As youthfully seductive as it is disturbingly woeful, few collections have captured nostalgic grief with the lyric eloquence of Traci Brimhall’s Saudade. A 2017 publication of Copper Canyon Press, Brimhall’s collection is stylistically distinctive, a cocktail of verse novel and lyric play, reminiscent of Elizabeth A.I. Powell’s Willy Loman’s Reckless Daughter or Living Truthfully Under Imaginary Circumstances, yet unique in the way it bares a single family’s mythos “in reverse so the story might end in birth.” The collection is a striving for faith, for meaning, for “ambitious hope, this heart that hangs upside down / in my ribs, blind and nocturnal and a glutton for fruit.” Brimhall reminds us that even miracles are not free, but they “arrive / whether they are welcome or not,” that even suffering is here to be rejoiced, “Better this choice to be powerless / enthralled, to forgive God’s ambition to be free of us.” The collection churns in us, her readers, stirring and prevailing, luring us to “the red apex of the wound” so we may “See what would die / for you, what died for you, what’s dying for you to reach it.”
A collection of loaded imagery and recurrent metaphor, Brimhall’s Saudade allows nothing to be overlooked: a one-armed child, her wrist in the jaws of a jaguar, a collection of “mummified hummingbirds,” “a black horse dragging a priest / through paradise,” the eel that “made its home / in the ribcage, flicking its black tail between the bones,” all interwoven, a “cord wrapped / around my neck like a rosary.” Each is as imperative to the work as suffering to hope. There are no exit ramps for the reader to detach, no disconnect, no reprieves. It is a lesson of how to weep with a smile on our face, to accept “You’re entitled to your miracle, but this isn’t it. The hope of this / moment will hurt with age,” yet we read on, we endeavor, “give ourselves over to wishes, / which are all imagination and no faith,” and through Brimhall’s lyrics, we “invent a new / history of fact and fancy, where life is hard but courage / is easy because the dead do not resurrect themselves and claim / to be beloved.”
Saudade is lucidly historical, a meticulous portrait of a specific time in a specific place, but it is more than that; unbridled emotion is timeless, and Traci Brimhall’s work is as humanly contradictive as hearing the heartbeat of stillborn child. We are drawn into a world of jaguars and rubber plantations, “an arrogant imagination” that “runs out of fantasy,” and through it, we’re drawn into ourselves, like a coffin, inside a coffin, inside each of us. We thicken our skins, arm ourselves, “mix our gunpowder with rouge and foxglove seeds,” delve for a “moral happiness in the incestuous bellbird’s lure.” We sing “tedious songs as they unbraid my whips / with all the tenderness they once must have known.” Cleansed, baptized, we emerge, ignoring the “warning in the first half / of the ransom.” We survive. We step forward, emboldened and vulnerable. We “come into the godscape, blind and spitting live flies.”

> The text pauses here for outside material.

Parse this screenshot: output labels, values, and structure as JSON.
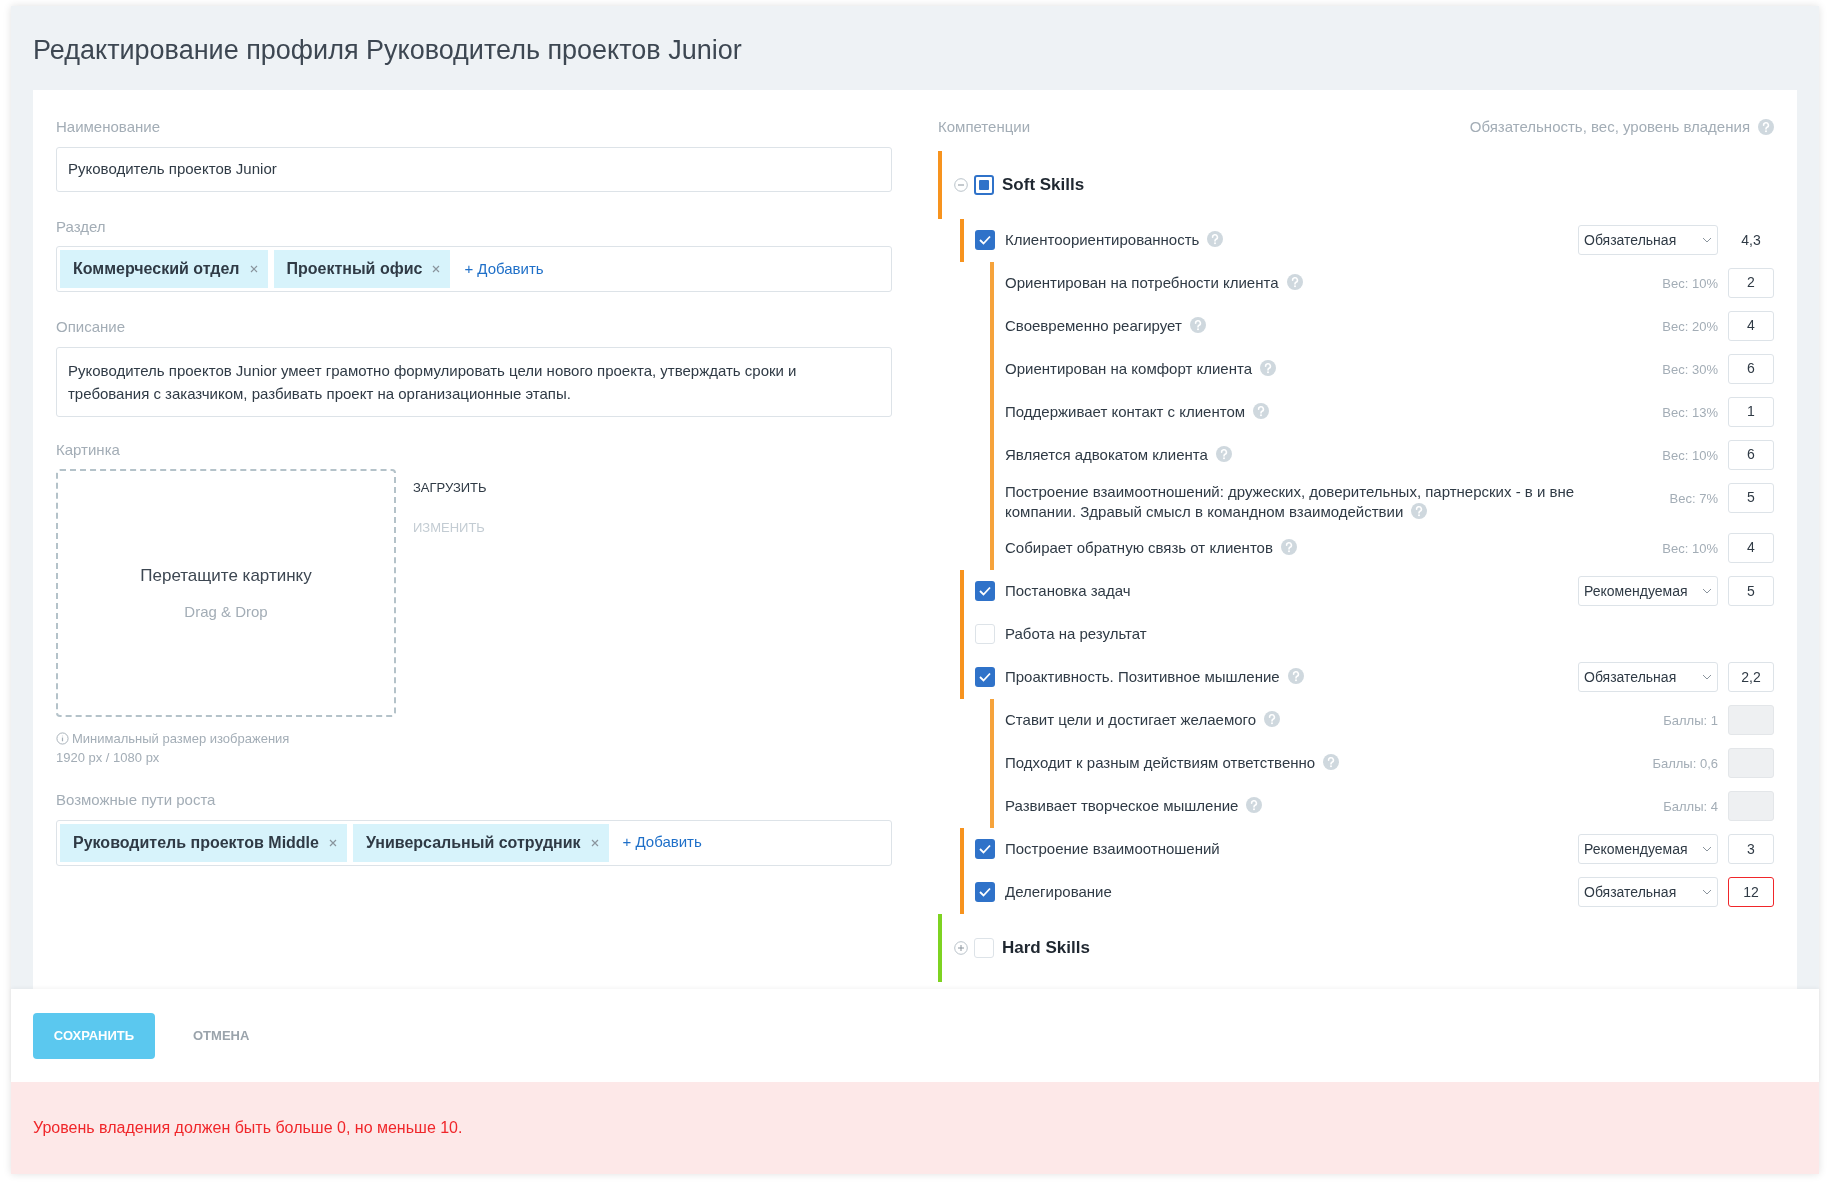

Traci Brimhall is the author of Saudade (Copper Canyon Press, 2017), Our Lady of the Ruins (W. W. Norton, 2012), and Rookery (Southern Illinois University Press, 2010). She is an assistant professor at Kansas State University and lives in Manhattan, Kansas.
Copper Canyon Press (2017)